What to do | Retype each entry exactly as written, and keep the pictures out of the copy.

Data section Start Marker

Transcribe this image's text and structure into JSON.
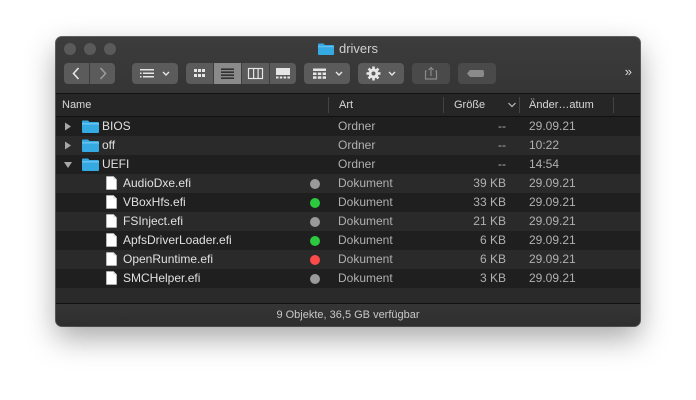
{
  "window": {
    "title": "drivers"
  },
  "toolbar": {
    "back_icon": "chevron-left-icon",
    "forward_icon": "chevron-right-icon",
    "view_modes": [
      "icon-view-icon",
      "list-view-icon",
      "column-view-icon",
      "gallery-view-icon"
    ],
    "active_view": "list",
    "more": "»"
  },
  "columns": {
    "name": "Name",
    "kind": "Art",
    "size": "Größe",
    "date": "Änder…atum"
  },
  "rows": [
    {
      "name": "BIOS",
      "kind": "Ordner",
      "size": "--",
      "date": "29.09.21",
      "type": "folder",
      "expanded": false,
      "indent": 0
    },
    {
      "name": "off",
      "kind": "Ordner",
      "size": "--",
      "date": "10:22",
      "type": "folder",
      "expanded": false,
      "indent": 0
    },
    {
      "name": "UEFI",
      "kind": "Ordner",
      "size": "--",
      "date": "14:54",
      "type": "folder",
      "expanded": true,
      "indent": 0
    },
    {
      "name": "AudioDxe.efi",
      "kind": "Dokument",
      "size": "39 KB",
      "date": "29.09.21",
      "type": "file",
      "tag": "#9a9a9a",
      "indent": 1
    },
    {
      "name": "VBoxHfs.efi",
      "kind": "Dokument",
      "size": "33 KB",
      "date": "29.09.21",
      "type": "file",
      "tag": "#2bc840",
      "indent": 1
    },
    {
      "name": "FSInject.efi",
      "kind": "Dokument",
      "size": "21 KB",
      "date": "29.09.21",
      "type": "file",
      "tag": "#9a9a9a",
      "indent": 1
    },
    {
      "name": "ApfsDriverLoader.efi",
      "kind": "Dokument",
      "size": "6 KB",
      "date": "29.09.21",
      "type": "file",
      "tag": "#2bc840",
      "indent": 1
    },
    {
      "name": "OpenRuntime.efi",
      "kind": "Dokument",
      "size": "6 KB",
      "date": "29.09.21",
      "type": "file",
      "tag": "#fc4a4a",
      "indent": 1
    },
    {
      "name": "SMCHelper.efi",
      "kind": "Dokument",
      "size": "3 KB",
      "date": "29.09.21",
      "type": "file",
      "tag": "#9a9a9a",
      "indent": 1
    }
  ],
  "status": {
    "text": "9 Objekte, 36,5 GB verfügbar"
  },
  "colors": {
    "folder": "#35a9e2",
    "accent_active_view": "#8a8a8a"
  }
}
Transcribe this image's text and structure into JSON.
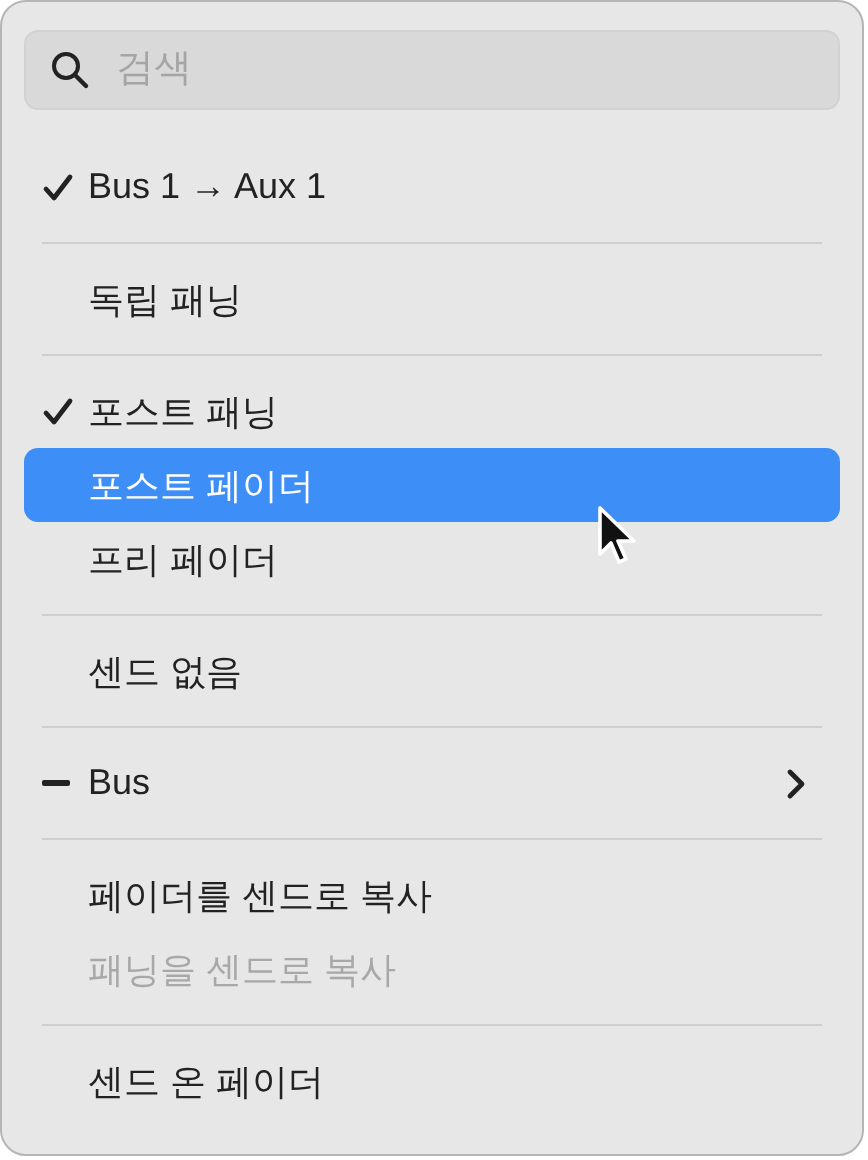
{
  "search": {
    "placeholder": "검색"
  },
  "groups": [
    {
      "items": [
        {
          "label": "Bus 1 → Aux 1",
          "checked": true,
          "mixed": false,
          "selected": false,
          "disabled": false,
          "submenu": false
        }
      ]
    },
    {
      "items": [
        {
          "label": "독립 패닝",
          "checked": false,
          "mixed": false,
          "selected": false,
          "disabled": false,
          "submenu": false
        }
      ]
    },
    {
      "items": [
        {
          "label": "포스트 패닝",
          "checked": true,
          "mixed": false,
          "selected": false,
          "disabled": false,
          "submenu": false
        },
        {
          "label": "포스트 페이더",
          "checked": false,
          "mixed": false,
          "selected": true,
          "disabled": false,
          "submenu": false
        },
        {
          "label": "프리 페이더",
          "checked": false,
          "mixed": false,
          "selected": false,
          "disabled": false,
          "submenu": false
        }
      ]
    },
    {
      "items": [
        {
          "label": "센드 없음",
          "checked": false,
          "mixed": false,
          "selected": false,
          "disabled": false,
          "submenu": false
        }
      ]
    },
    {
      "items": [
        {
          "label": "Bus",
          "checked": false,
          "mixed": true,
          "selected": false,
          "disabled": false,
          "submenu": true
        }
      ]
    },
    {
      "items": [
        {
          "label": "페이더를 센드로 복사",
          "checked": false,
          "mixed": false,
          "selected": false,
          "disabled": false,
          "submenu": false
        },
        {
          "label": "패닝을 센드로 복사",
          "checked": false,
          "mixed": false,
          "selected": false,
          "disabled": true,
          "submenu": false
        }
      ]
    },
    {
      "items": [
        {
          "label": "센드 온 페이더",
          "checked": false,
          "mixed": false,
          "selected": false,
          "disabled": false,
          "submenu": false
        }
      ]
    }
  ]
}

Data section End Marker

Exercise answer |
Transcribe this image's text and structure into JSON.
{
  "window": {
    "title": "drivers"
  },
  "toolbar": {
    "back_icon": "chevron-left-icon",
    "forward_icon": "chevron-right-icon",
    "view_modes": [
      "icon-view-icon",
      "list-view-icon",
      "column-view-icon",
      "gallery-view-icon"
    ],
    "active_view": "list",
    "more": "»"
  },
  "columns": {
    "name": "Name",
    "kind": "Art",
    "size": "Größe",
    "date": "Änder…atum"
  },
  "rows": [
    {
      "name": "BIOS",
      "kind": "Ordner",
      "size": "--",
      "date": "29.09.21",
      "type": "folder",
      "expanded": false,
      "indent": 0
    },
    {
      "name": "off",
      "kind": "Ordner",
      "size": "--",
      "date": "10:22",
      "type": "folder",
      "expanded": false,
      "indent": 0
    },
    {
      "name": "UEFI",
      "kind": "Ordner",
      "size": "--",
      "date": "14:54",
      "type": "folder",
      "expanded": true,
      "indent": 0
    },
    {
      "name": "AudioDxe.efi",
      "kind": "Dokument",
      "size": "39 KB",
      "date": "29.09.21",
      "type": "file",
      "tag": "#9a9a9a",
      "indent": 1
    },
    {
      "name": "VBoxHfs.efi",
      "kind": "Dokument",
      "size": "33 KB",
      "date": "29.09.21",
      "type": "file",
      "tag": "#2bc840",
      "indent": 1
    },
    {
      "name": "FSInject.efi",
      "kind": "Dokument",
      "size": "21 KB",
      "date": "29.09.21",
      "type": "file",
      "tag": "#9a9a9a",
      "indent": 1
    },
    {
      "name": "ApfsDriverLoader.efi",
      "kind": "Dokument",
      "size": "6 KB",
      "date": "29.09.21",
      "type": "file",
      "tag": "#2bc840",
      "indent": 1
    },
    {
      "name": "OpenRuntime.efi",
      "kind": "Dokument",
      "size": "6 KB",
      "date": "29.09.21",
      "type": "file",
      "tag": "#fc4a4a",
      "indent": 1
    },
    {
      "name": "SMCHelper.efi",
      "kind": "Dokument",
      "size": "3 KB",
      "date": "29.09.21",
      "type": "file",
      "tag": "#9a9a9a",
      "indent": 1
    }
  ],
  "status": {
    "text": "9 Objekte, 36,5 GB verfügbar"
  },
  "colors": {
    "folder": "#35a9e2",
    "accent_active_view": "#8a8a8a"
  }
}
Transcribe this image's text and structure into JSON.
{
  "search": {
    "placeholder": "검색"
  },
  "groups": [
    {
      "items": [
        {
          "label": "Bus 1 → Aux 1",
          "checked": true,
          "mixed": false,
          "selected": false,
          "disabled": false,
          "submenu": false
        }
      ]
    },
    {
      "items": [
        {
          "label": "독립 패닝",
          "checked": false,
          "mixed": false,
          "selected": false,
          "disabled": false,
          "submenu": false
        }
      ]
    },
    {
      "items": [
        {
          "label": "포스트 패닝",
          "checked": true,
          "mixed": false,
          "selected": false,
          "disabled": false,
          "submenu": false
        },
        {
          "label": "포스트 페이더",
          "checked": false,
          "mixed": false,
          "selected": true,
          "disabled": false,
          "submenu": false
        },
        {
          "label": "프리 페이더",
          "checked": false,
          "mixed": false,
          "selected": false,
          "disabled": false,
          "submenu": false
        }
      ]
    },
    {
      "items": [
        {
          "label": "센드 없음",
          "checked": false,
          "mixed": false,
          "selected": false,
          "disabled": false,
          "submenu": false
        }
      ]
    },
    {
      "items": [
        {
          "label": "Bus",
          "checked": false,
          "mixed": true,
          "selected": false,
          "disabled": false,
          "submenu": true
        }
      ]
    },
    {
      "items": [
        {
          "label": "페이더를 센드로 복사",
          "checked": false,
          "mixed": false,
          "selected": false,
          "disabled": false,
          "submenu": false
        },
        {
          "label": "패닝을 센드로 복사",
          "checked": false,
          "mixed": false,
          "selected": false,
          "disabled": true,
          "submenu": false
        }
      ]
    },
    {
      "items": [
        {
          "label": "센드 온 페이더",
          "checked": false,
          "mixed": false,
          "selected": false,
          "disabled": false,
          "submenu": false
        }
      ]
    }
  ]
}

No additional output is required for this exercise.